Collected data
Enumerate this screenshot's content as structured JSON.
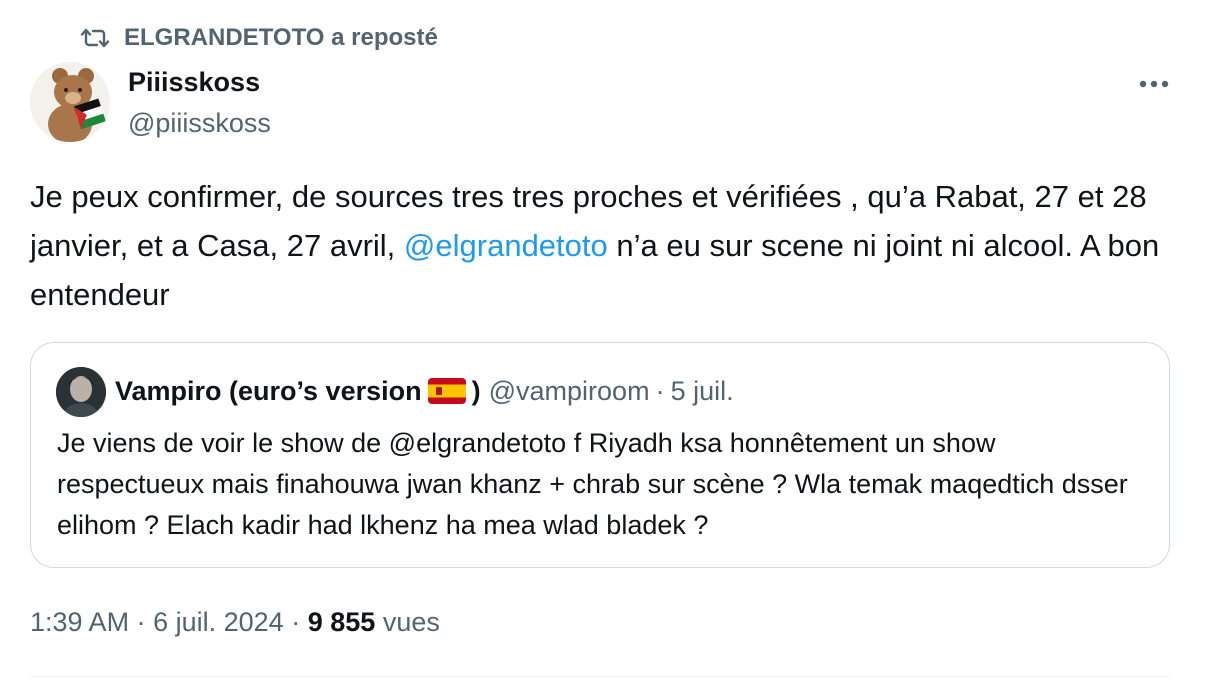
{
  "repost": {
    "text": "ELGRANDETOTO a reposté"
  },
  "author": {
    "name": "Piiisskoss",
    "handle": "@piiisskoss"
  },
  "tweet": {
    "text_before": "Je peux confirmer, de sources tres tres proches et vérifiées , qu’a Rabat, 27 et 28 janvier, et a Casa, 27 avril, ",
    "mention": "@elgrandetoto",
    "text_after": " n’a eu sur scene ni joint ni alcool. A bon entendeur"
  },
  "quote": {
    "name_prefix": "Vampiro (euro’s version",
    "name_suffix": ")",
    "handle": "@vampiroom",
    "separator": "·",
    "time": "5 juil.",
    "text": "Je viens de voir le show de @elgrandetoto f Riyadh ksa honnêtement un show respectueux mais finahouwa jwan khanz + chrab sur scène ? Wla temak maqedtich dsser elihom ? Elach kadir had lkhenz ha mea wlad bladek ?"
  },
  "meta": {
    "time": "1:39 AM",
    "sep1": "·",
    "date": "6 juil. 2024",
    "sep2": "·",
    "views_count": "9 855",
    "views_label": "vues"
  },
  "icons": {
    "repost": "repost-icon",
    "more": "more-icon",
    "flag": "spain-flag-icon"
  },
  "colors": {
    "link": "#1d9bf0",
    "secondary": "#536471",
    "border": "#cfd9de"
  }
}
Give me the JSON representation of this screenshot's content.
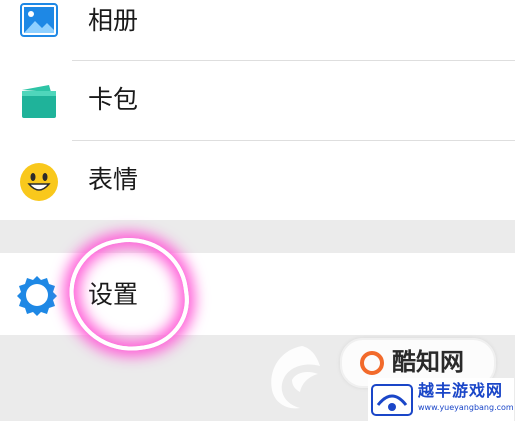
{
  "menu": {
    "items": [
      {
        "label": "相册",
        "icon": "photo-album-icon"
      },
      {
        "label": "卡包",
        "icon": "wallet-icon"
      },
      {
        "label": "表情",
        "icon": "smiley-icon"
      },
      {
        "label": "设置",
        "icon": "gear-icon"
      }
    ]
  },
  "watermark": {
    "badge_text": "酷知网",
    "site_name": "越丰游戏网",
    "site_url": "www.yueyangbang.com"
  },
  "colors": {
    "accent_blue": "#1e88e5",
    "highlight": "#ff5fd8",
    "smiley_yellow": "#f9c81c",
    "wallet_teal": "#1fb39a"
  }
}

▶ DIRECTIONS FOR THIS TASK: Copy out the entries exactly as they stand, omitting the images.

▶ WRITTEN REPLY:
Enumerate this screenshot's content as structured JSON.
{
  "repost": {
    "text": "ELGRANDETOTO a reposté"
  },
  "author": {
    "name": "Piiisskoss",
    "handle": "@piiisskoss"
  },
  "tweet": {
    "text_before": "Je peux confirmer, de sources tres tres proches et vérifiées , qu’a Rabat, 27 et 28 janvier, et a Casa, 27 avril, ",
    "mention": "@elgrandetoto",
    "text_after": " n’a eu sur scene ni joint ni alcool. A bon entendeur"
  },
  "quote": {
    "name_prefix": "Vampiro (euro’s version",
    "name_suffix": ")",
    "handle": "@vampiroom",
    "separator": "·",
    "time": "5 juil.",
    "text": "Je viens de voir le show de @elgrandetoto f Riyadh ksa honnêtement un show respectueux mais finahouwa jwan khanz + chrab sur scène ? Wla temak maqedtich dsser elihom ? Elach kadir had lkhenz ha mea wlad bladek ?"
  },
  "meta": {
    "time": "1:39 AM",
    "sep1": "·",
    "date": "6 juil. 2024",
    "sep2": "·",
    "views_count": "9 855",
    "views_label": "vues"
  },
  "icons": {
    "repost": "repost-icon",
    "more": "more-icon",
    "flag": "spain-flag-icon"
  },
  "colors": {
    "link": "#1d9bf0",
    "secondary": "#536471",
    "border": "#cfd9de"
  }
}
Give me the JSON representation of this screenshot's content.
{
  "menu": {
    "items": [
      {
        "label": "相册",
        "icon": "photo-album-icon"
      },
      {
        "label": "卡包",
        "icon": "wallet-icon"
      },
      {
        "label": "表情",
        "icon": "smiley-icon"
      },
      {
        "label": "设置",
        "icon": "gear-icon"
      }
    ]
  },
  "watermark": {
    "badge_text": "酷知网",
    "site_name": "越丰游戏网",
    "site_url": "www.yueyangbang.com"
  },
  "colors": {
    "accent_blue": "#1e88e5",
    "highlight": "#ff5fd8",
    "smiley_yellow": "#f9c81c",
    "wallet_teal": "#1fb39a"
  }
}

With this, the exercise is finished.